As Safe as can be?
With bad actors seeking to gain access to valuable customer data, you’d like to think that companies safeguard their databases as if they were nuclear launch codes. Many do exactly that. Unfortunately, there are also plenty of examples of data being exposed not because a genius cyber villain invents an innovative new means of breaking in but because the database containing the information has severe vulnerabilities.
This is more common than lots of people would like to believe. A recent report found that close to 50 percent of all components have known vulnerabilities in their databases. The average database considered vulnerable has a massive 26 publicly disclosed flaws — with upward of half of these being considered either critical or high severity.
For hackers, seeking out a way to exploit a vulnerability once it’s been discovered in a database is as simple as carrying out a quick Google search. The study was based on scans of more than 29,000 internal databases.
The Threat of Database Vulnerabilities
Database vulnerabilities are extremely bad news. Leaked data can hurt customers in all sorts of ways. It can hurt companies too. It can result in lasting damage to brand reputation. If data is a vital part of a company’s business (which, increasingly, is true for many, many organizations), a data breach will cause many customers to reconsider sharing their personal information with that entity, knowing its track record. This can therefore lead to a dip in revenue.
It’s also important to note that database vulnerabilities don’t just mean exposing customer data. In many cases, databases hold proprietary company information — meaning that an exposed database could mean accidentally leaking intellectual property (IP). Unscrupulous rivals may be more than willing to jump on this information, thereby costing companies their competitive edge.
One other way businesses can be negatively affected by exposed data is through punitive measures due to their regulatory failure to protect the information. These punishments, handed out by authorities, can come with hefty fines and, potentially, other punitive measures which could hurt the business and its standing for a long time.
Perhaps the most shocking thing about database vulnerabilities, however, is how unnecessary they frequently are. Often patches are available for solving these problems, but the databases have not been updated to support them. Reasons for failure to patch databases can vary but frequently involve a lack of resources leading to a challenge in patching every single flaw as it’s discovered. Nonetheless, this can lead to significant problems.

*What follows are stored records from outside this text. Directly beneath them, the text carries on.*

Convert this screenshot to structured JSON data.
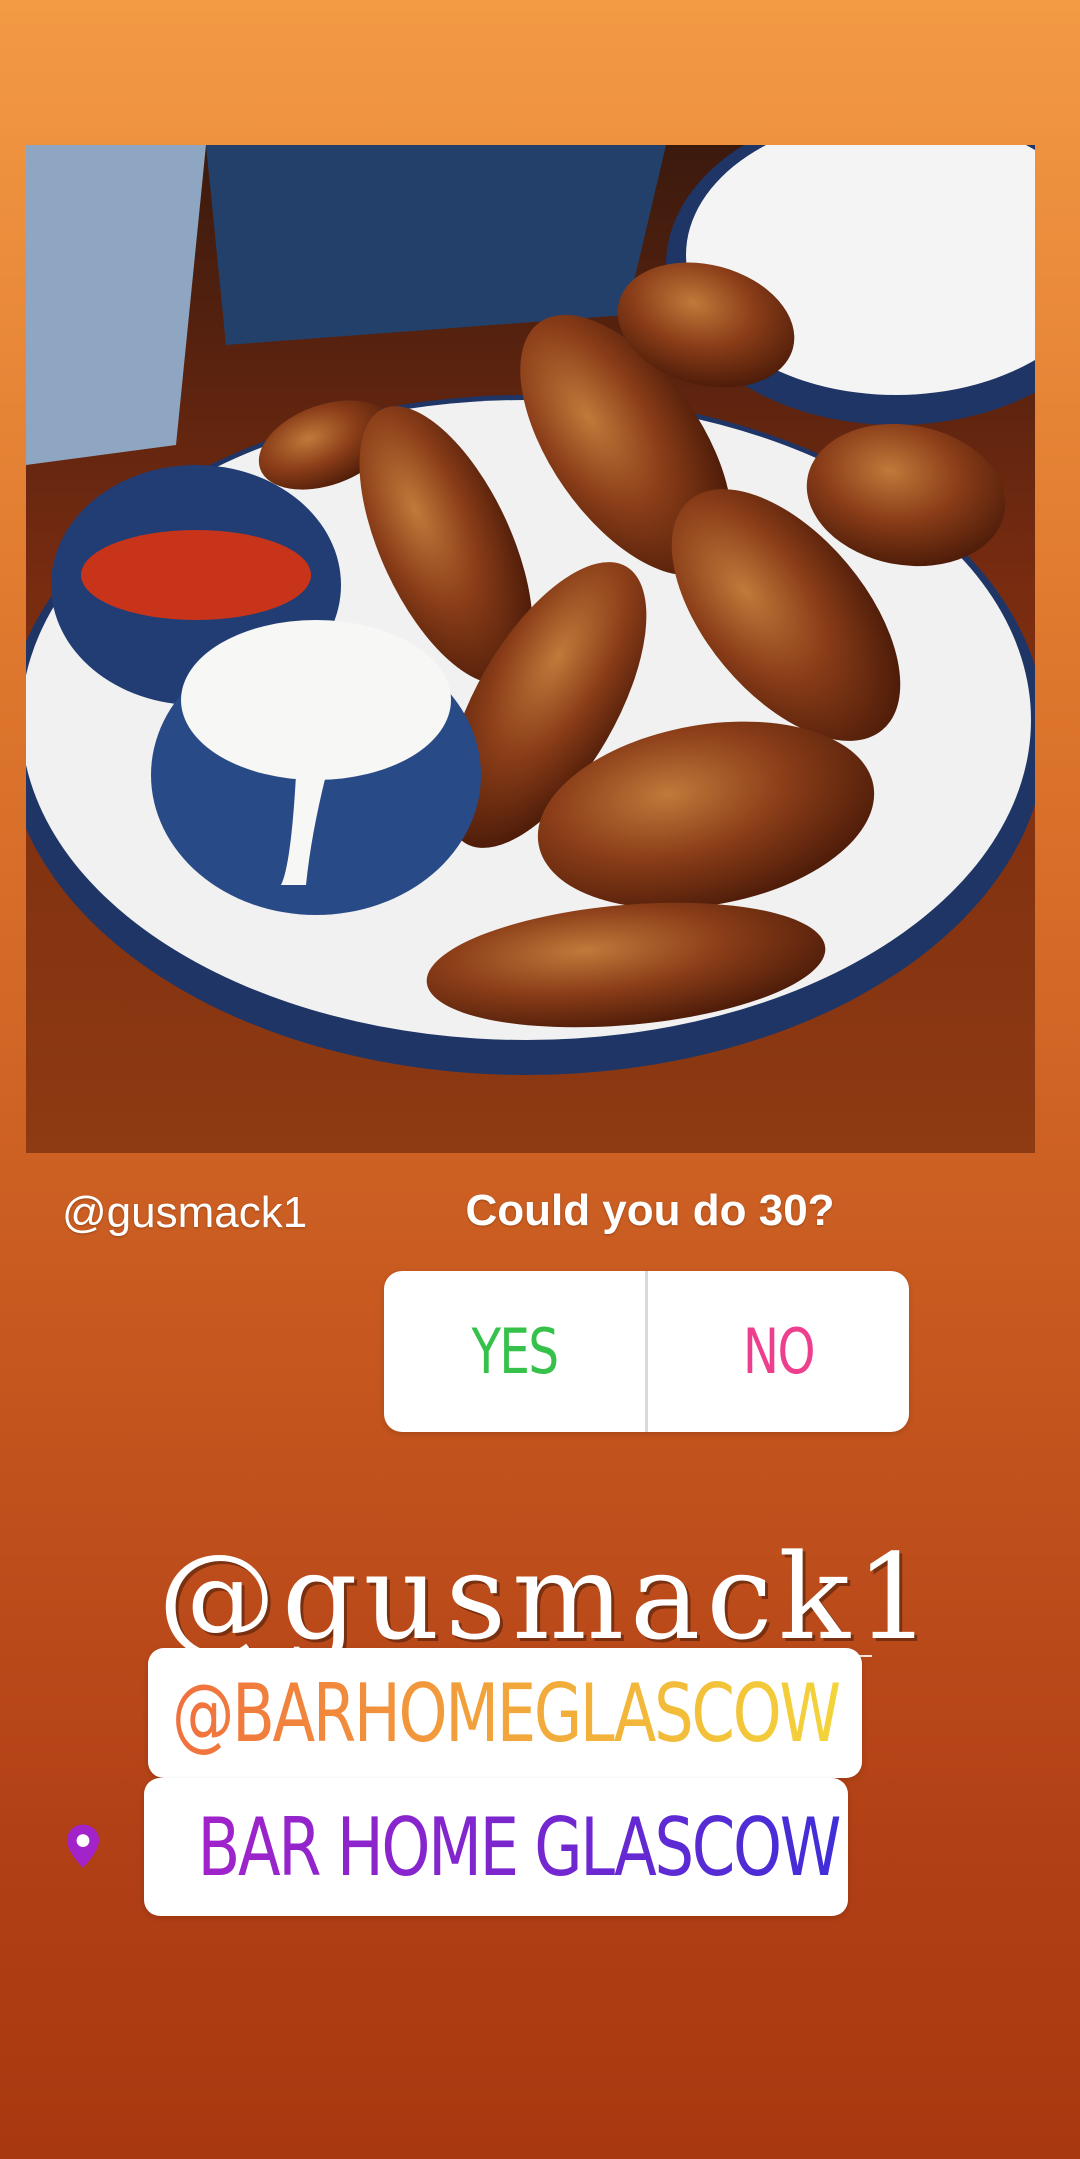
{
  "story": {
    "photo_credit": "@gusmack1",
    "poll": {
      "question": "Could you do 30?",
      "options": [
        "YES",
        "NO"
      ],
      "colors": {
        "yes": "#36c24a",
        "no": "#ee3f8f"
      }
    },
    "mention_large": "@gusmack1",
    "mention_sticker": "@BARHOMEGLASCOW",
    "location_sticker": {
      "icon": "location-pin-icon",
      "label": "BAR HOME GLASCOW"
    }
  },
  "colors": {
    "background_top": "#f39a45",
    "background_bottom": "#a8380f",
    "handle_gradient": [
      "#f0703e",
      "#f3d43a"
    ],
    "location_gradient": [
      "#a123c9",
      "#3f2ed8"
    ]
  }
}
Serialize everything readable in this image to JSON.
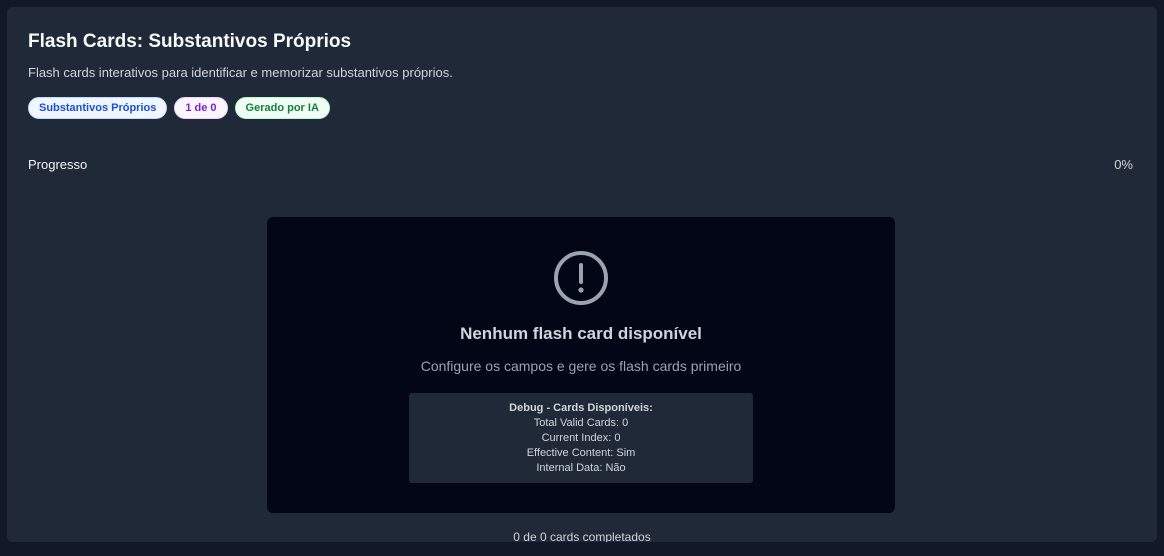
{
  "header": {
    "title": "Flash Cards: Substantivos Próprios",
    "subtitle": "Flash cards interativos para identificar e memorizar substantivos próprios."
  },
  "badges": {
    "topic": "Substantivos Próprios",
    "count": "1 de 0",
    "ai": "Gerado por IA"
  },
  "progress": {
    "label": "Progresso",
    "value_text": "0%",
    "fraction": 0
  },
  "empty_state": {
    "icon": "alert-circle-icon",
    "heading": "Nenhum flash card disponível",
    "text": "Configure os campos e gere os flash cards primeiro"
  },
  "debug": {
    "title": "Debug - Cards Disponíveis:",
    "total_valid": "Total Valid Cards: 0",
    "current_index": "Current Index: 0",
    "effective_content": "Effective Content: Sim",
    "internal_data": "Internal Data: Não"
  },
  "footer": {
    "completed": "0 de 0 cards completados"
  },
  "colors": {
    "background": "#111827",
    "panel": "#1f2937",
    "card": "#020617",
    "accent": "#3b82f6"
  }
}
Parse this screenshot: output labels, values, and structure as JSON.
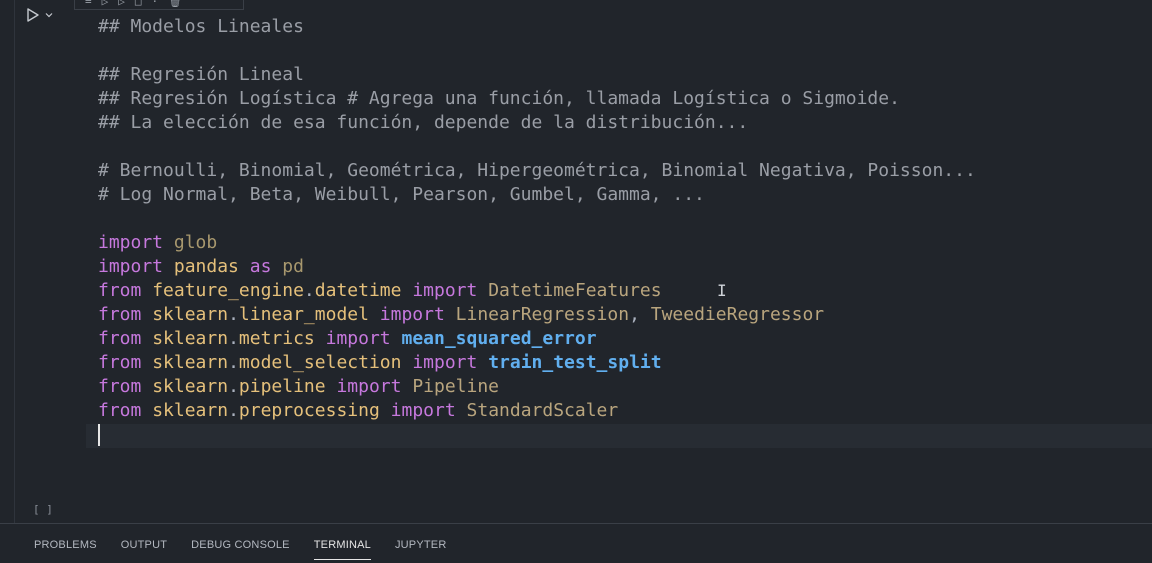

Unaddressed, companies can be at the mercy of vulnerabilities that were discovered and patched years earlier.
Protecting Against Database Security Problems
It is essential that companies manage database security risks. Patching vulnerable software is essential, as are other measures like ensuring that databases are properly encrypted, thereby stopping them from being used even if a breach does take place. There are also database security tools available that can help.
Database monitoring tools that operate in real-time are able to continually scan databases, searching for potential breaches, thereby allowing businesses to act quickly to mitigate an attack. Other tools, such as database firewalls and web application firewalls, can also protect against attacks like SQL injections. In addition, file security and file integrity protection (FIM) measures can safeguard against threats wherever they hail from.
The database security issue is a challenging one. The impacts of a database breach are almost too bad to consider. However, this is such an important area that it is one every company MUST think about — and practice good data hygiene practices to stop becoming the existential threat it could represent.
The stakes couldn’t be higher. If this is an unaddressed area for your business, you need to act immediately.